• **Activity**:
All of the records must be set down again word for word.
-- Entries shown follows --
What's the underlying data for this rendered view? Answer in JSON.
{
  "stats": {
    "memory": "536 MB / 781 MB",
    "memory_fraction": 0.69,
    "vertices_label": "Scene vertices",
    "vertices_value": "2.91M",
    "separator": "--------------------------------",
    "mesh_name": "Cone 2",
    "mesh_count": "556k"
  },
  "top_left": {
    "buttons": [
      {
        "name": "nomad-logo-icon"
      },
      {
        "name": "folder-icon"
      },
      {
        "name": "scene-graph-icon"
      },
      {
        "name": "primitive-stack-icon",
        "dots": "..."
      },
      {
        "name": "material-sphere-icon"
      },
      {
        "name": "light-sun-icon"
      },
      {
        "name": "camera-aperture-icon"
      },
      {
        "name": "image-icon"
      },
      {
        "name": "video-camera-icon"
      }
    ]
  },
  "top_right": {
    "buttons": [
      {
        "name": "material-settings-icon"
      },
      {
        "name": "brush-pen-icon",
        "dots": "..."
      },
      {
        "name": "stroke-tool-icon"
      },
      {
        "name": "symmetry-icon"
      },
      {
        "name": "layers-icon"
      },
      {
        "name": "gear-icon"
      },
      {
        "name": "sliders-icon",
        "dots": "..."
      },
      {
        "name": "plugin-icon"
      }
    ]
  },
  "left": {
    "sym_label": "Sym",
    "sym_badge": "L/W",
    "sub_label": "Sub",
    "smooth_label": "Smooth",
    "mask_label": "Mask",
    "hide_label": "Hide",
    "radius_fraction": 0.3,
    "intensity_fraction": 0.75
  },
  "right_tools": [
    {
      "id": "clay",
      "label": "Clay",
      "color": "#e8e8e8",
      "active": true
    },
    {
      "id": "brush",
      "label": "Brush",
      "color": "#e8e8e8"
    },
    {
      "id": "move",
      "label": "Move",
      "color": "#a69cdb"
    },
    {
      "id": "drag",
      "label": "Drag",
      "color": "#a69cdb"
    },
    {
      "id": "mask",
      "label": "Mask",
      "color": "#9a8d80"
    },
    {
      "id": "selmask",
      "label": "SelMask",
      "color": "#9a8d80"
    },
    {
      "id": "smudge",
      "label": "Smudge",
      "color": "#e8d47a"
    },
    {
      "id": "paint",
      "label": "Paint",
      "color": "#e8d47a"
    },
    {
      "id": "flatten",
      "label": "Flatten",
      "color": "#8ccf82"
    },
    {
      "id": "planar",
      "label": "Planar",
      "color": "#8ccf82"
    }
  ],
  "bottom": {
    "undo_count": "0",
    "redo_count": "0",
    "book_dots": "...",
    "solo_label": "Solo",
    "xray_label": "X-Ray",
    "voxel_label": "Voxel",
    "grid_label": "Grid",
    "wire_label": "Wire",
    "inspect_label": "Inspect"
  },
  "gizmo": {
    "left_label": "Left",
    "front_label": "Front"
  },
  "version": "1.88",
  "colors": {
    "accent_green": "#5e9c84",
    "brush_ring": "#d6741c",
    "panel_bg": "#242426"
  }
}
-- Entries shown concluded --
• **Answer for this exercise**:
What's the underlying data for this rendered view? Answer in JSON.
{
  "stats": {
    "memory": "536 MB / 781 MB",
    "memory_fraction": 0.69,
    "vertices_label": "Scene vertices",
    "vertices_value": "2.91M",
    "separator": "--------------------------------",
    "mesh_name": "Cone 2",
    "mesh_count": "556k"
  },
  "top_left": {
    "buttons": [
      {
        "name": "nomad-logo-icon"
      },
      {
        "name": "folder-icon"
      },
      {
        "name": "scene-graph-icon"
      },
      {
        "name": "primitive-stack-icon",
        "dots": "..."
      },
      {
        "name": "material-sphere-icon"
      },
      {
        "name": "light-sun-icon"
      },
      {
        "name": "camera-aperture-icon"
      },
      {
        "name": "image-icon"
      },
      {
        "name": "video-camera-icon"
      }
    ]
  },
  "top_right": {
    "buttons": [
      {
        "name": "material-settings-icon"
      },
      {
        "name": "brush-pen-icon",
        "dots": "..."
      },
      {
        "name": "stroke-tool-icon"
      },
      {
        "name": "symmetry-icon"
      },
      {
        "name": "layers-icon"
      },
      {
        "name": "gear-icon"
      },
      {
        "name": "sliders-icon",
        "dots": "..."
      },
      {
        "name": "plugin-icon"
      }
    ]
  },
  "left": {
    "sym_label": "Sym",
    "sym_badge": "L/W",
    "sub_label": "Sub",
    "smooth_label": "Smooth",
    "mask_label": "Mask",
    "hide_label": "Hide",
    "radius_fraction": 0.3,
    "intensity_fraction": 0.75
  },
  "right_tools": [
    {
      "id": "clay",
      "label": "Clay",
      "color": "#e8e8e8",
      "active": true
    },
    {
      "id": "brush",
      "label": "Brush",
      "color": "#e8e8e8"
    },
    {
      "id": "move",
      "label": "Move",
      "color": "#a69cdb"
    },
    {
      "id": "drag",
      "label": "Drag",
      "color": "#a69cdb"
    },
    {
      "id": "mask",
      "label": "Mask",
      "color": "#9a8d80"
    },
    {
      "id": "selmask",
      "label": "SelMask",
      "color": "#9a8d80"
    },
    {
      "id": "smudge",
      "label": "Smudge",
      "color": "#e8d47a"
    },
    {
      "id": "paint",
      "label": "Paint",
      "color": "#e8d47a"
    },
    {
      "id": "flatten",
      "label": "Flatten",
      "color": "#8ccf82"
    },
    {
      "id": "planar",
      "label": "Planar",
      "color": "#8ccf82"
    }
  ],
  "bottom": {
    "undo_count": "0",
    "redo_count": "0",
    "book_dots": "...",
    "solo_label": "Solo",
    "xray_label": "X-Ray",
    "voxel_label": "Voxel",
    "grid_label": "Grid",
    "wire_label": "Wire",
    "inspect_label": "Inspect"
  },
  "gizmo": {
    "left_label": "Left",
    "front_label": "Front"
  },
  "version": "1.88",
  "colors": {
    "accent_green": "#5e9c84",
    "brush_ring": "#d6741c",
    "panel_bg": "#242426"
  }
}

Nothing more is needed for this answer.